From callbacks to fs/promises to handle the file system in Node.js

mrm8488 profile image Manuel Romero Updated on ・2 min read

In this post, I will show you the evolution of Node.js to work with the file system.
Let's start by creating a file:

const fs = require("fs");

fs.writeFile("/tmp/test.js", "console.log('Hello world');", error => {
    if (error) console.error(error);
    else console.log("file created successfully!");

If we wanted to avoid callbacks, before Node.js v8 we had to manually promisify the fs.writeFile function or using third party modules such as bluebird or Q.

Let's promisify manually and wrap in a function the above code:

const fs = require("fs");

const writeFilePromise = (file, data) => {
    return new Promise((resolve, reject) => {
        fs.writeFile(file, data, error => {
            if (error) reject(error);
            resolve("file created successfully with handcrafted Promise!");

        "console.log('Hello world with handcrafted promise!');"
    .then(result => console.log(result))

    .catch(error => console.log(error));

With the arrival of Node.js V8, 'util.promisify()' alllowed us to convert I/O functions that return callbacks into I/O functions that return promises.

const fs = require("fs");
const util = require("util");

const writeFile = util.promisify(fs.writeFile);

writeFile("/tmp/test3.js", "console.log('Hello world with promisify!');")
  .then(() => console.log("file created successfully with promisify!"))

  .catch(error => console.log(error));

Let's see the async/await version:

const fs = require("fs");
const { promisify } = require("util");

const writeFile = promisify(fs.writeFile);

async function main() {
    await writeFile("/tmp/test4.js",
        "console.log('Hello world with promisify and async/await!');");

    console.info("file created successfully with promisify and async/await!");

main().catch(error => console.error(error));

In its latest release (Node.js V10), functions of the fs can return promises directly, eliminating the extra step and overhead of the old way. This due to its fs/promises API.

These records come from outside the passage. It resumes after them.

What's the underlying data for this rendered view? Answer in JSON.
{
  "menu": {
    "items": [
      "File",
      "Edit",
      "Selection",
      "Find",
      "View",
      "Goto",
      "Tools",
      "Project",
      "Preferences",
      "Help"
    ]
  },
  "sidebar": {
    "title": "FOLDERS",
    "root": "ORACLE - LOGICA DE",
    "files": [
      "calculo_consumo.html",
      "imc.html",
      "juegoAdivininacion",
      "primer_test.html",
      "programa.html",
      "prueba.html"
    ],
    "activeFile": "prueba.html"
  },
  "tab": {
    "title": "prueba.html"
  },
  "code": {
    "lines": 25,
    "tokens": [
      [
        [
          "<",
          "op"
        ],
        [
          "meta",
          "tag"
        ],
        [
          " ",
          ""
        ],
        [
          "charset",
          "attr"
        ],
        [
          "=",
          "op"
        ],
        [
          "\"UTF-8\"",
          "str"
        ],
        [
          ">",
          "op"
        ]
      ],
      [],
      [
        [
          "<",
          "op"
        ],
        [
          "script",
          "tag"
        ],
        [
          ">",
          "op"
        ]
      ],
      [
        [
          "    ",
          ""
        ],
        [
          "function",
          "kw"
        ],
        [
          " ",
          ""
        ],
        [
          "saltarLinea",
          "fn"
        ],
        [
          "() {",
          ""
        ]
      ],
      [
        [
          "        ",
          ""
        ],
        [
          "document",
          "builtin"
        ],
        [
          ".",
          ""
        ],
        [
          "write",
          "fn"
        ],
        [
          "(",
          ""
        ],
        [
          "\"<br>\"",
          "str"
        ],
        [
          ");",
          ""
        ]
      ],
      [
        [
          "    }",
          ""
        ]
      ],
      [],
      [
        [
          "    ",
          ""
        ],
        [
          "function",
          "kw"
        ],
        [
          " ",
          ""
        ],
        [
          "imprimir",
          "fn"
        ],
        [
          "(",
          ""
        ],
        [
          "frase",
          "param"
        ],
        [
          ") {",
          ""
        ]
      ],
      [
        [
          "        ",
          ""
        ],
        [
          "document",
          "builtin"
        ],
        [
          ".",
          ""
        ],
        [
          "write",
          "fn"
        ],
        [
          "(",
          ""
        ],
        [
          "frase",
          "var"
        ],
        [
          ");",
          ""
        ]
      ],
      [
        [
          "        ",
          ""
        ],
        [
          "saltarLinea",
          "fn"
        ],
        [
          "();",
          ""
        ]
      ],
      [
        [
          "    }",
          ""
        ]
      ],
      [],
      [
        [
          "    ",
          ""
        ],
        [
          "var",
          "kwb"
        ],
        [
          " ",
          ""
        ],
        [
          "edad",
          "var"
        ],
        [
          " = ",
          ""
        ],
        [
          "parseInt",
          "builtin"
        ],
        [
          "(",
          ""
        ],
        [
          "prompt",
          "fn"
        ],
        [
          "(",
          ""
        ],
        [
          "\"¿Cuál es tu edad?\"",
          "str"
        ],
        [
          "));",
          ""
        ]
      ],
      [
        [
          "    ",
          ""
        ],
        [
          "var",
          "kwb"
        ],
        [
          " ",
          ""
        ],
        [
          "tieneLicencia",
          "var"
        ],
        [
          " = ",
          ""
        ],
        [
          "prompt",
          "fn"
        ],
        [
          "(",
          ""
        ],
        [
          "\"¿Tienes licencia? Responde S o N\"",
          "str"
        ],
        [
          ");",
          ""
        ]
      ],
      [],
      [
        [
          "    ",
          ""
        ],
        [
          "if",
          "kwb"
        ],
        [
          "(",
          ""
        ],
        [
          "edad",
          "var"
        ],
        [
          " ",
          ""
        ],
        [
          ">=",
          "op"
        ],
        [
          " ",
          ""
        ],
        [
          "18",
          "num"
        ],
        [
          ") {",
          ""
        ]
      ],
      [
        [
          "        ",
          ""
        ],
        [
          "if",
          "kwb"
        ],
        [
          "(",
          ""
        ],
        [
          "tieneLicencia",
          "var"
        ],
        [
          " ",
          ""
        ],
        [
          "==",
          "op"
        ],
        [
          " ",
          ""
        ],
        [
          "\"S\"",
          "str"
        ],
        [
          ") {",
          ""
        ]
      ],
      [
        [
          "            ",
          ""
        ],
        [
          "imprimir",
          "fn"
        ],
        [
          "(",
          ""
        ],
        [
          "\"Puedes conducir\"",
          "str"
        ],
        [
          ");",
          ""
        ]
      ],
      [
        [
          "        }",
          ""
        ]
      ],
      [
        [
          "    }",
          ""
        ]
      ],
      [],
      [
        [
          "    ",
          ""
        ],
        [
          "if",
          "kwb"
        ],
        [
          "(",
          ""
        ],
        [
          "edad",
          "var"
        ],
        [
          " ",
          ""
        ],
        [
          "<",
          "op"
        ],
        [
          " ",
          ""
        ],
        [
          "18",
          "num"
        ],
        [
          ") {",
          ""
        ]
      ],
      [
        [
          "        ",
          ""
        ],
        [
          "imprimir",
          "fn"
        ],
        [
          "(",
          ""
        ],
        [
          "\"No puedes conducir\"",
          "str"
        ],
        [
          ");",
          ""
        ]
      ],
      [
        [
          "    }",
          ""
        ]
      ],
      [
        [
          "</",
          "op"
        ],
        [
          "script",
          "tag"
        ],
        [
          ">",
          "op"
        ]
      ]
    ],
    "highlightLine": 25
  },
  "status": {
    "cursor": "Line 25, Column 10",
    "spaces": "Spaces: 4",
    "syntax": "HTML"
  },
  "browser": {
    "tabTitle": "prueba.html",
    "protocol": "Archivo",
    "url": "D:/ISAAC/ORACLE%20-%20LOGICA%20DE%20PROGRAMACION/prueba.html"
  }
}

const fsp = require("fs/promises");

try {
    await fsp.writeFile("/tmp/test5.js", "console.log('Hello world with Node.js v10 fs/promises!'");
    console.info("File created successfully with Node.js v10 fs/promises!");
} catch (error){

Note I am using top level await (my await code is not inside and async function). This feature is experimental yet, so if you want to check it out, use the following flag: -- experimental-repl-await.

The fs/promises API provides the following methods:

access, copyFile, open, read, write, rename, truncate, ftruncate, rmdir, fdatasync, fsync, mkdir, readdir, readlink, symlink, fstat, lstat, stat, link, unlink, fchmod, chmod, lchmod, lchown, fchown, chown, utimes, futimes, realpath, mkdtemp, writeFile, appendFile and readFile.


In Node 13 it works even with ESM modules:

import { promises as fs } from 'fs';

try {
    await fs.writeFile("/tmp/test6.js", "console.log('Hello world with Node.js v13 fs.promises!'");
    console.info("File created successfully with Node.js v13 fs.promises!");
} catch (error){


markdown guide

It looks like "fs.writeFile(tempFile, response.auioContent, 'binary')" might return a promise now without using an additional library...


const fsp = require('fs').promises; // Marked experimental !!!
const fsp = require("fs/promises"); // XXX Invalid